Task goal →
Set down each entry exactly; omit images.

+ + + + +

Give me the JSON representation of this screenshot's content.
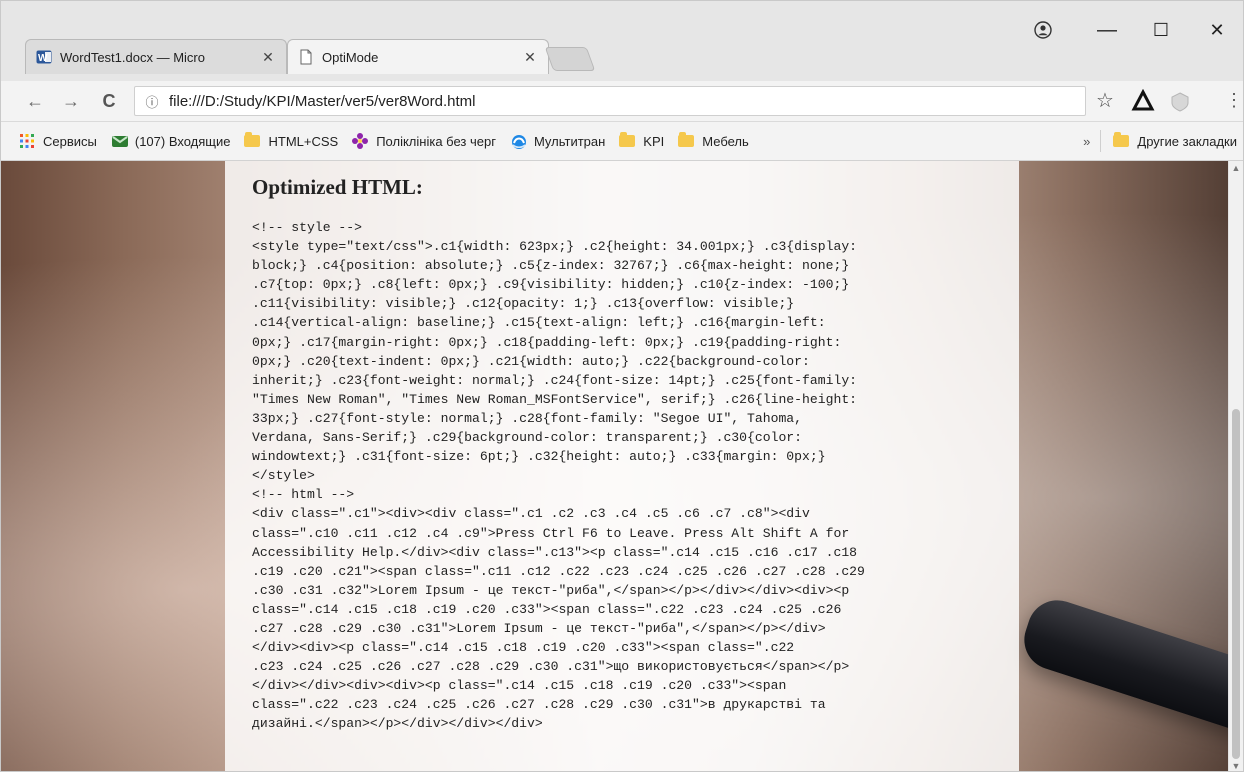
{
  "tabs": [
    {
      "title": "WordTest1.docx — Micro",
      "icon": "word-doc-icon"
    },
    {
      "title": "OptiMode",
      "icon": "page-icon"
    }
  ],
  "window_controls": {
    "profile_icon": "profile-icon",
    "minimize": "—",
    "maximize": "☐",
    "close": "✕"
  },
  "toolbar": {
    "back_icon": "←",
    "forward_icon": "→",
    "reload_icon": "C",
    "info_icon": "ⓘ",
    "url": "file:///D:/Study/KPI/Master/ver5/ver8Word.html",
    "star_icon": "☆",
    "menu_icon": "⋮"
  },
  "bookmarks": {
    "items": [
      {
        "label": "Сервисы",
        "icon": "apps-grid-icon"
      },
      {
        "label": "(107) Входящие",
        "icon": "mail-icon"
      },
      {
        "label": "HTML+CSS",
        "icon": "folder-icon"
      },
      {
        "label": "Поліклініка без черг",
        "icon": "flower-icon"
      },
      {
        "label": "Мультитран",
        "icon": "ie-icon"
      },
      {
        "label": "KPI",
        "icon": "folder-icon"
      },
      {
        "label": "Мебель",
        "icon": "folder-icon"
      }
    ],
    "overflow": "»",
    "other_bookmarks": "Другие закладки"
  },
  "page": {
    "heading": "Optimized HTML:",
    "code": "<!-- style -->\n<style type=\"text/css\">.c1{width: 623px;} .c2{height: 34.001px;} .c3{display:\nblock;} .c4{position: absolute;} .c5{z-index: 32767;} .c6{max-height: none;}\n.c7{top: 0px;} .c8{left: 0px;} .c9{visibility: hidden;} .c10{z-index: -100;}\n.c11{visibility: visible;} .c12{opacity: 1;} .c13{overflow: visible;}\n.c14{vertical-align: baseline;} .c15{text-align: left;} .c16{margin-left:\n0px;} .c17{margin-right: 0px;} .c18{padding-left: 0px;} .c19{padding-right:\n0px;} .c20{text-indent: 0px;} .c21{width: auto;} .c22{background-color:\ninherit;} .c23{font-weight: normal;} .c24{font-size: 14pt;} .c25{font-family:\n\"Times New Roman\", \"Times New Roman_MSFontService\", serif;} .c26{line-height:\n33px;} .c27{font-style: normal;} .c28{font-family: \"Segoe UI\", Tahoma,\nVerdana, Sans-Serif;} .c29{background-color: transparent;} .c30{color:\nwindowtext;} .c31{font-size: 6pt;} .c32{height: auto;} .c33{margin: 0px;}\n</style>\n<!-- html -->\n<div class=\".c1\"><div><div class=\".c1 .c2 .c3 .c4 .c5 .c6 .c7 .c8\"><div\nclass=\".c10 .c11 .c12 .c4 .c9\">Press Ctrl F6 to Leave. Press Alt Shift A for\nAccessibility Help.</div><div class=\".c13\"><p class=\".c14 .c15 .c16 .c17 .c18\n.c19 .c20 .c21\"><span class=\".c11 .c12 .c22 .c23 .c24 .c25 .c26 .c27 .c28 .c29\n.c30 .c31 .c32\">Lorem Ipsum - це текст-\"риба\",</span></p></div></div><div><p\nclass=\".c14 .c15 .c18 .c19 .c20 .c33\"><span class=\".c22 .c23 .c24 .c25 .c26\n.c27 .c28 .c29 .c30 .c31\">Lorem Ipsum - це текст-\"риба\",</span></p></div>\n</div><div><p class=\".c14 .c15 .c18 .c19 .c20 .c33\"><span class=\".c22\n.c23 .c24 .c25 .c26 .c27 .c28 .c29 .c30 .c31\">що використовується</span></p>\n</div></div><div><div><p class=\".c14 .c15 .c18 .c19 .c20 .c33\"><span\nclass=\".c22 .c23 .c24 .c25 .c26 .c27 .c28 .c29 .c30 .c31\">в друкарстві та\nдизайні.</span></p></div></div></div>"
  },
  "colors": {
    "chrome_bg": "#e6e6e6",
    "toolbar_bg": "#f3f3f3",
    "panel_bg": "#ffffff",
    "text": "#222222"
  }
}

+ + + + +

Result for this task →
Give me the JSON representation of this screenshot's content.
{
  "tabs": [
    {
      "title": "WordTest1.docx — Micro",
      "icon": "word-doc-icon"
    },
    {
      "title": "OptiMode",
      "icon": "page-icon"
    }
  ],
  "window_controls": {
    "profile_icon": "profile-icon",
    "minimize": "—",
    "maximize": "☐",
    "close": "✕"
  },
  "toolbar": {
    "back_icon": "←",
    "forward_icon": "→",
    "reload_icon": "C",
    "info_icon": "ⓘ",
    "url": "file:///D:/Study/KPI/Master/ver5/ver8Word.html",
    "star_icon": "☆",
    "menu_icon": "⋮"
  },
  "bookmarks": {
    "items": [
      {
        "label": "Сервисы",
        "icon": "apps-grid-icon"
      },
      {
        "label": "(107) Входящие",
        "icon": "mail-icon"
      },
      {
        "label": "HTML+CSS",
        "icon": "folder-icon"
      },
      {
        "label": "Поліклініка без черг",
        "icon": "flower-icon"
      },
      {
        "label": "Мультитран",
        "icon": "ie-icon"
      },
      {
        "label": "KPI",
        "icon": "folder-icon"
      },
      {
        "label": "Мебель",
        "icon": "folder-icon"
      }
    ],
    "overflow": "»",
    "other_bookmarks": "Другие закладки"
  },
  "page": {
    "heading": "Optimized HTML:",
    "code": "<!-- style -->\n<style type=\"text/css\">.c1{width: 623px;} .c2{height: 34.001px;} .c3{display:\nblock;} .c4{position: absolute;} .c5{z-index: 32767;} .c6{max-height: none;}\n.c7{top: 0px;} .c8{left: 0px;} .c9{visibility: hidden;} .c10{z-index: -100;}\n.c11{visibility: visible;} .c12{opacity: 1;} .c13{overflow: visible;}\n.c14{vertical-align: baseline;} .c15{text-align: left;} .c16{margin-left:\n0px;} .c17{margin-right: 0px;} .c18{padding-left: 0px;} .c19{padding-right:\n0px;} .c20{text-indent: 0px;} .c21{width: auto;} .c22{background-color:\ninherit;} .c23{font-weight: normal;} .c24{font-size: 14pt;} .c25{font-family:\n\"Times New Roman\", \"Times New Roman_MSFontService\", serif;} .c26{line-height:\n33px;} .c27{font-style: normal;} .c28{font-family: \"Segoe UI\", Tahoma,\nVerdana, Sans-Serif;} .c29{background-color: transparent;} .c30{color:\nwindowtext;} .c31{font-size: 6pt;} .c32{height: auto;} .c33{margin: 0px;}\n</style>\n<!-- html -->\n<div class=\".c1\"><div><div class=\".c1 .c2 .c3 .c4 .c5 .c6 .c7 .c8\"><div\nclass=\".c10 .c11 .c12 .c4 .c9\">Press Ctrl F6 to Leave. Press Alt Shift A for\nAccessibility Help.</div><div class=\".c13\"><p class=\".c14 .c15 .c16 .c17 .c18\n.c19 .c20 .c21\"><span class=\".c11 .c12 .c22 .c23 .c24 .c25 .c26 .c27 .c28 .c29\n.c30 .c31 .c32\">Lorem Ipsum - це текст-\"риба\",</span></p></div></div><div><p\nclass=\".c14 .c15 .c18 .c19 .c20 .c33\"><span class=\".c22 .c23 .c24 .c25 .c26\n.c27 .c28 .c29 .c30 .c31\">Lorem Ipsum - це текст-\"риба\",</span></p></div>\n</div><div><p class=\".c14 .c15 .c18 .c19 .c20 .c33\"><span class=\".c22\n.c23 .c24 .c25 .c26 .c27 .c28 .c29 .c30 .c31\">що використовується</span></p>\n</div></div><div><div><p class=\".c14 .c15 .c18 .c19 .c20 .c33\"><span\nclass=\".c22 .c23 .c24 .c25 .c26 .c27 .c28 .c29 .c30 .c31\">в друкарстві та\nдизайні.</span></p></div></div></div>"
  },
  "colors": {
    "chrome_bg": "#e6e6e6",
    "toolbar_bg": "#f3f3f3",
    "panel_bg": "#ffffff",
    "text": "#222222"
  }
}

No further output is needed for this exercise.